The World's Largest Jewelry Brand Is Banning These
Pandora says the decision to permanently remove the item was partially based on customer demand.
A trip to the jewelry store is a timeless tradition for anyone looking to celebrate a special moment. But thanks to changing demands, the way people shop for rings, bracelets, and necklaces could be about to change forever. That's because Pandora, the world's largest jewelry brand, has announced that it will be banning this item from its display cases from now on. Read on to see what's getting cut, and for more on other major retail changes, This One Thing Is Disappearing From Walmarts Nationwide.
Pandora is banning mined diamonds from their product inventory.

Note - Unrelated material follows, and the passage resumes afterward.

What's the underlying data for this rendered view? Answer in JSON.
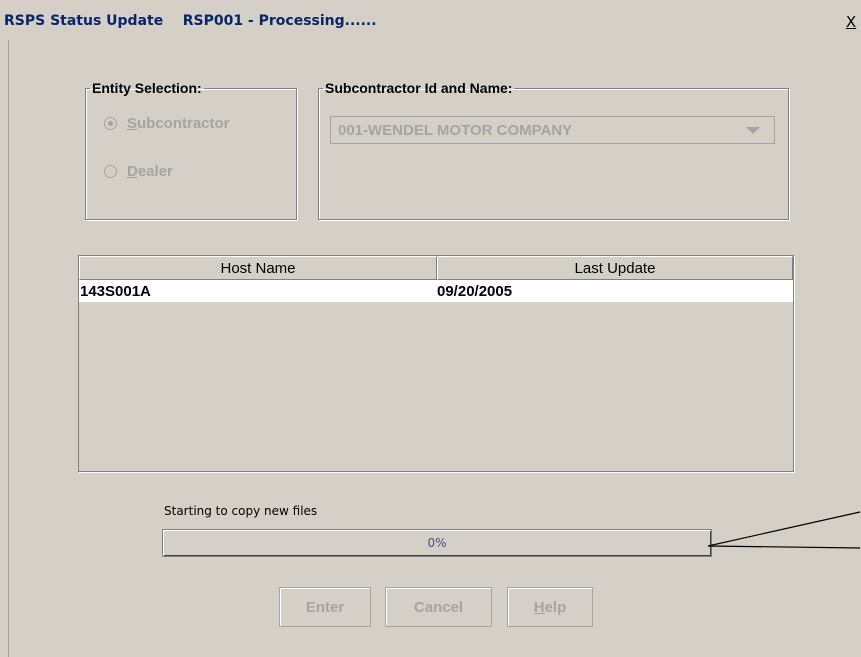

On May 4, Pandora Group announced that it would be banning mined diamonds from its product inventory. Going forward, the company said it would only be using synthetic, lab-made diamonds in its jewelry products. The change is set to begin with the launch of Pandora Brilliance, a brand new line that will debut in the U.K. before expanding to the global market in 2022.

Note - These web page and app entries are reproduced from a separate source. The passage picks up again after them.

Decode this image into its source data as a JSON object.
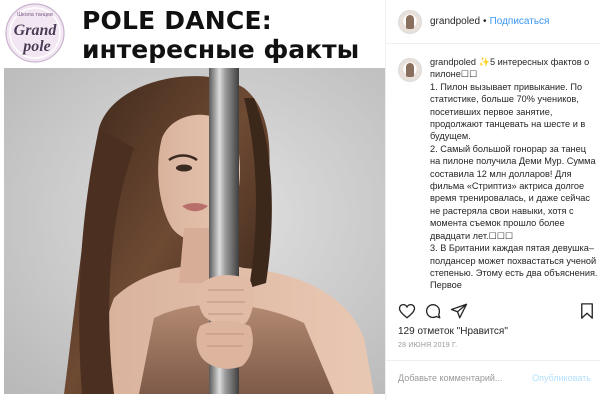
{
  "image": {
    "logo": {
      "text_top": "Школа танцев",
      "text_main_1": "Grand",
      "text_main_2": "pole"
    },
    "headline_line1": "POLE DANCE:",
    "headline_line2": "интересные факты"
  },
  "panel": {
    "username": "grandpoled",
    "separator": "•",
    "follow_label": "Подписаться",
    "caption_user": "grandpoled",
    "caption_lines": [
      "✨5 интересных фактов о пилоне☐☐",
      "1. Пилон вызывает привыкание. По статистике, больше 70% учеников, посетивших первое занятие, продолжают танцевать на шесте и в будущем.",
      "2. Самый большой гонорар за танец на пилоне получила Деми Мур. Сумма составила 12 млн долларов! Для фильма «Стриптиз» актриса долгое время тренировалась, и даже сейчас не растеряла свои навыки, хотя с момента съемок прошло более двадцати лет.☐☐☐",
      "3. В Британии каждая пятая девушка–полдансер может похвастаться ученой степенью. Этому есть два объяснения. Первое"
    ],
    "likes": "129 отметок \"Нравится\"",
    "date": "28 ИЮНЯ 2019 Г.",
    "comment_placeholder": "Добавьте комментарий...",
    "publish_label": "Опубликовать"
  },
  "colors": {
    "link_blue": "#3897f0",
    "publish_disabled": "#b2dffc",
    "border": "#efefef"
  },
  "icons": [
    "heart-icon",
    "comment-icon",
    "share-icon",
    "bookmark-icon"
  ]
}
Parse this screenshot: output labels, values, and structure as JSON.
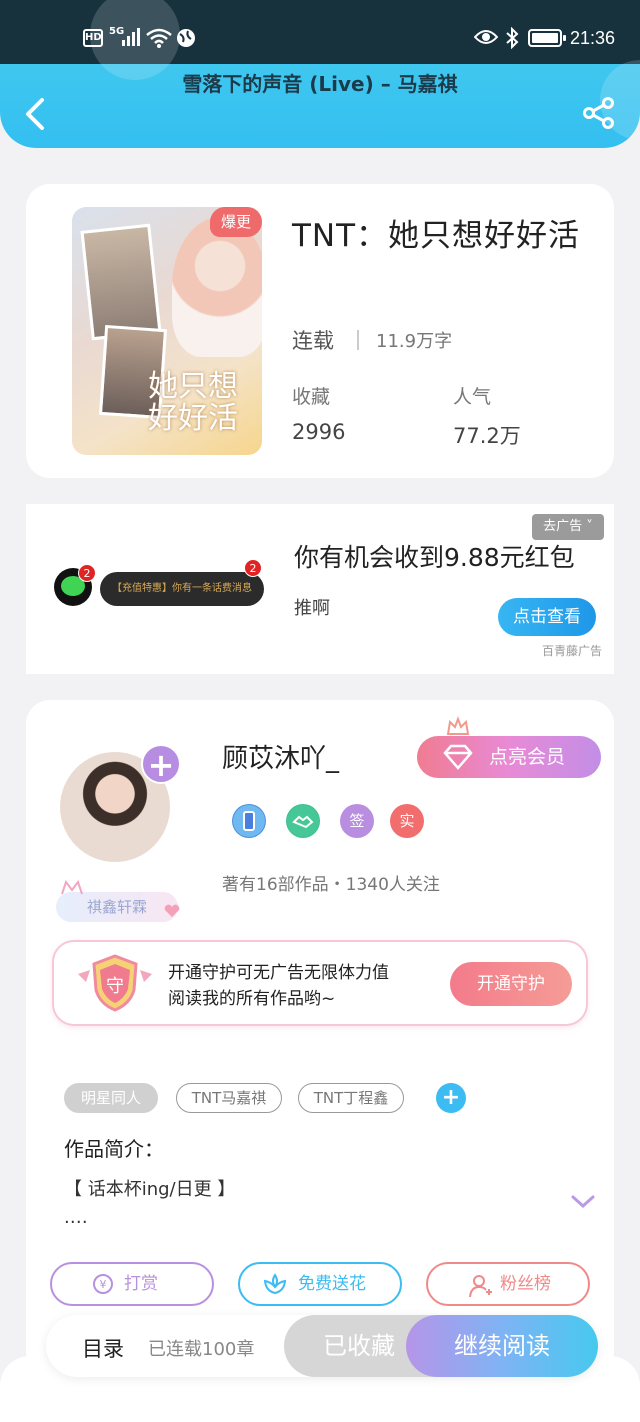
{
  "status_bar": {
    "hd": "HD",
    "network": "5G",
    "time": "21:36"
  },
  "header": {
    "song_title": "雪落下的声音 (Live) – 马嘉祺"
  },
  "book": {
    "cover_tag": "爆更",
    "cover_title": "她只想好好活",
    "title": "TNT：她只想好好活",
    "status": "连载",
    "word_count": "11.9万字",
    "stats": [
      {
        "label": "收藏",
        "value": "2996"
      },
      {
        "label": "人气",
        "value": "77.2万"
      }
    ]
  },
  "ad": {
    "badge_count": "2",
    "pill_text": "【充值特惠】你有一条话费消息",
    "heading": "你有机会收到9.88元红包",
    "brand": "推啊",
    "cta_label": "点击查看",
    "close_label": "去广告 ˅",
    "source": "百青藤广告"
  },
  "author": {
    "name": "顾苡沐吖_",
    "fan_group": "祺鑫轩霖",
    "vip_label": "点亮会员",
    "badges": [
      {
        "icon": "phone-badge-icon",
        "text": "",
        "color": "#4a90e2"
      },
      {
        "icon": "handshake-badge-icon",
        "text": "",
        "color": "#3cc08e"
      },
      {
        "icon": "sign-badge-icon",
        "text": "签",
        "color": "#b98ddf"
      },
      {
        "icon": "verified-badge-icon",
        "text": "实",
        "color": "#f26d6d"
      }
    ],
    "stats_text": "著有16部作品・1340人关注"
  },
  "guard": {
    "icon_char": "守",
    "line1": "开通守护可无广告无限体力值",
    "line2": "阅读我的所有作品哟~",
    "button": "开通守护"
  },
  "tags": [
    "明星同人",
    "TNT马嘉祺",
    "TNT丁程鑫"
  ],
  "intro": {
    "heading": "作品简介：",
    "line1": "【 话本杯ing/日更 】",
    "line2": ".…"
  },
  "actions": [
    {
      "label": "打赏",
      "icon": "coin-icon",
      "color": "#b990df"
    },
    {
      "label": "免费送花",
      "icon": "flower-icon",
      "color": "#3cbcf2"
    },
    {
      "label": "粉丝榜",
      "icon": "fan-rank-icon",
      "color": "#f08a8a"
    }
  ],
  "bottom_bar": {
    "toc_label": "目录",
    "chapters": "已连载100章",
    "saved_label": "已收藏",
    "continue_label": "继续阅读"
  },
  "colors": {
    "header_accent": "#3fc7ef",
    "vip_pink": "#f07c91",
    "continue_purple": "#b695e8"
  }
}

The decision to ban mined diamonds was partially based on customer demand.
According to the company's statement, the move to synthetic diamonds was made at least partially due to customer demand, which has shifted towards artificial stones in recent years due to environmental and cost concerns. In fact, Pandora says "lab-created diamonds are outpacing the industry's overall growth" when it comes to purchases.

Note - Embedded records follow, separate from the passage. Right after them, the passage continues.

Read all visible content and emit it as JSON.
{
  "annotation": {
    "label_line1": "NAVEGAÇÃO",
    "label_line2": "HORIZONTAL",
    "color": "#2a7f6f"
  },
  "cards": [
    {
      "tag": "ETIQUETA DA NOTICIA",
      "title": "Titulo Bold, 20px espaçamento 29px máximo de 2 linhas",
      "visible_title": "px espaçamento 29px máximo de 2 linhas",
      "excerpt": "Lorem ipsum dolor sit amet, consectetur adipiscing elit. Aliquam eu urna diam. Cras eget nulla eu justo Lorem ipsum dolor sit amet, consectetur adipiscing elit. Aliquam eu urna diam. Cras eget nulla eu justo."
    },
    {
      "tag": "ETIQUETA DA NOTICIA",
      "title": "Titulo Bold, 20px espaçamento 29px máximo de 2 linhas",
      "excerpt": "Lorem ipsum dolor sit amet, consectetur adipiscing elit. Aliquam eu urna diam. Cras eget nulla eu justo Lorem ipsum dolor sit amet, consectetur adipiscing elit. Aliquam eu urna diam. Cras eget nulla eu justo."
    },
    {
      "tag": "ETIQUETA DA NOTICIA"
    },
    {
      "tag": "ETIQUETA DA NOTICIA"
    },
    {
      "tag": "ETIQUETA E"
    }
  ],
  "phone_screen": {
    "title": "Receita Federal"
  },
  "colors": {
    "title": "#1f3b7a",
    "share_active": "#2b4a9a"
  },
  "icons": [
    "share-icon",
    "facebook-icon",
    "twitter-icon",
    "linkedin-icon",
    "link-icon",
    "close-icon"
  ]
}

"[Lab-created diamonds] are as much a symbol of innovation and progress as they are of enduring beauty and stand as a testament to our ongoing and ambitious sustainability agenda," Alexander Lacik, Pandora CEO, said in the statement. "Diamonds are not only forever, but for everyone." And for more on important items that are becoming scarce, This Everyday Necessity May Soon Be Impossible to Find, Experts Say.
Synthetic diamonds are graded in the same way as mined diamonds but are more sustainable.
Pandora points out that lab-made diamonds are similar to mined diamonds in practically every way, including their look, shape, and chemical composition. They're even graded using the same system of standards known as the "4Cs" that evaluate cut, color, clarity, and carat.
However, diamonds created in a lab are a more sustainable product, removing the need for environmentally damaging mining practices and avoiding the continuation of "blood diamond" sales that fund conflicts, Reuters reports. Pandora also reports that the diamonds the company produces "are expected to be made using 100 percent renewable energy."
Manmade diamonds are also much more affordable than mined gems.
Besides being more ethically and environmentally sound, lab-made diamonds have another important quality: they're far more affordable. According to Lacik, technology now allows jewelry designers to mimic nature at a "very, very different price," saying that lab-grown diamonds can be made for "a third of what it is for something that we've dug up from the ground," The Guardian reports. And for more on other delicacies that are becoming rarer, This Beloved Summer Food Is Disappearing From Stores and Restaurants.